The Building on Tradition Campaign also made possible the completion of the newly renovated Wilf Lower School Campus, which opened in September 2013. Thanks to the lead gift of Mark and Jane Wilf and the Wilf family along with many other major donors, the lower school campus is now a state-of-the-art center for learning for Pre-K through fifth-grade students. As part of the Building on Tradition campaign, the school commissioned the writing of a new Torah in memory of Golda Och that is now housed in the Horace Bier Beit Knesset at the Wilf Lower School Campus.
The campaign also focused its efforts on expanding tuition assistance and affordability, which was extremely important to the Och family. “The Building on Tradition campaign has had a tremendous impact on affordability and financial sustainability,” said Julia Malaga, chief financial officer at GOA. “The income generated by the endowment provides substantial funding for tuition reduction programs that help make GOA affordable to a broader range of families. We have been able to increase the scope of our tuition reduction programs and successfully expand eligibility to attract middle income families.”
Behind the scenes, bringing the campaign to life was a team of dedicated volunteers and professionals who worked tirelessly to meet the Challenge. Eleanor Kramer, past GOA board chair, helped launch the campaign, while Liz Bier and Michele Landau, Building on Tradition campaign co-chairs, steered the committed campaign team to the finish line. According to Bier, sustainability for the school was one of the campaign’s greatest accomplishments. “With such a robust endowment, I know that GOA is going to be around for a very long time,” she said. “The founders could only hope that their great-grandchildren would be able to attend this school.

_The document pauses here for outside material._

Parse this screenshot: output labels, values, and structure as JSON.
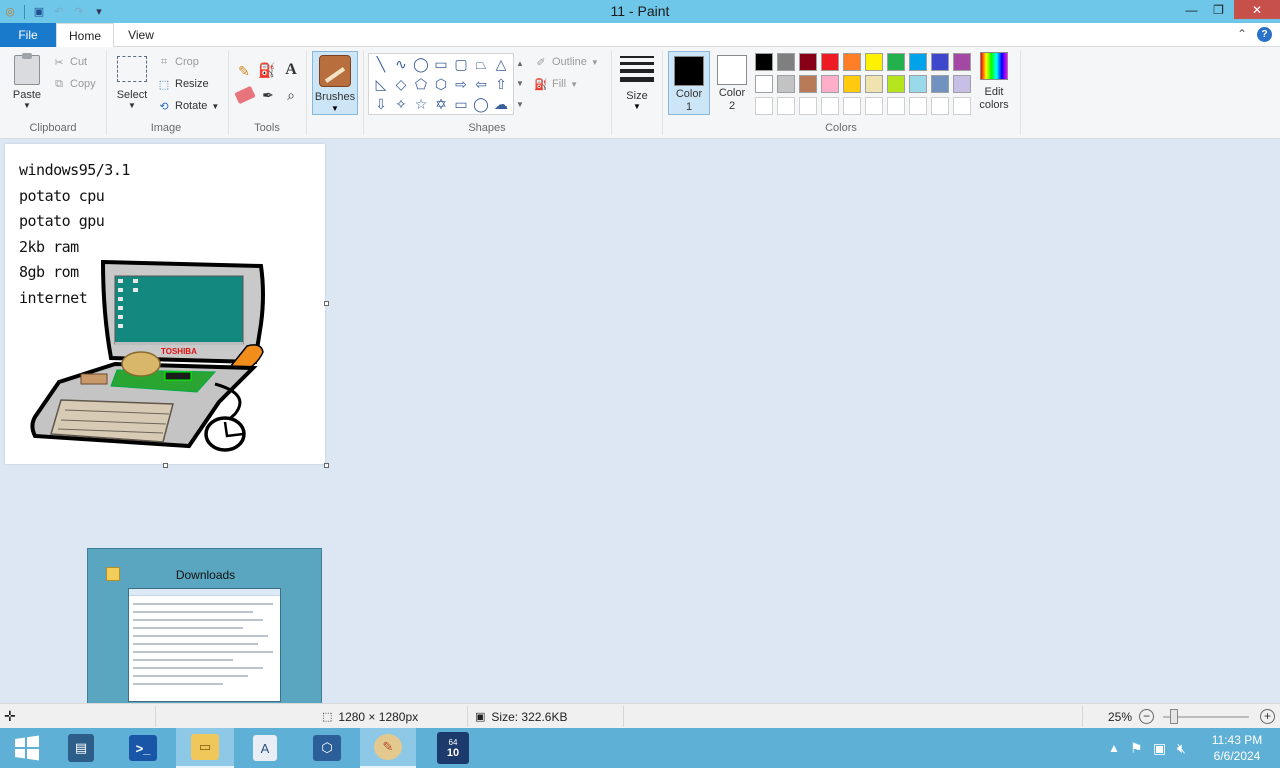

Now that it’s a reality, we can feel confident that future generations will have the opportunity to be a part of this amazing school.”
“It is extremely gratifying to know that the work of our committee, countless volunteers, administrative leadership and the vast number of donors who participated resulted in a fully matched campaign,” said Landau.
“This campaign has really showcased the great passion and commitment of our Golda Och Academy community to give the next generation the gift of a Jewish day school education – one of the best ways to ensure the continuity of our people,” said Stephanie Bash-Soudry, director of development and alumni relations at GOA. “Without the dedication of our passionate leaders and all of our donors, we would never have crossed the finish line.”
GOA board chair Jeff Landau said, “Thanks to the hard work of all involved in this groundbreaking campaign, including immediate past board chairs Sheryl Pearlstein and Joe Bier and head of school Rabbi Joyce Raynor, GOA will continue to be a leading Jewish day school in North America.”
“The Building on Tradition campaign was truly a community effort and a labor of love,” said Raynor. “Without the faith, enthusiasm and direction of Eleanor Kramer we would have never gotten started. Without the dedication, leadership and hard work of Michele Landau, Liz Bier, and Sheryl Pearlstein, we would never have persevered. Without the vision, encouragement and influence of Stephanie Bash-Soudry, we would have never reached our goal. It has been an honor to work with these dedicated lay and professional leaders. I take pride in the fact that I will leave our school in June having helped to secure its future.”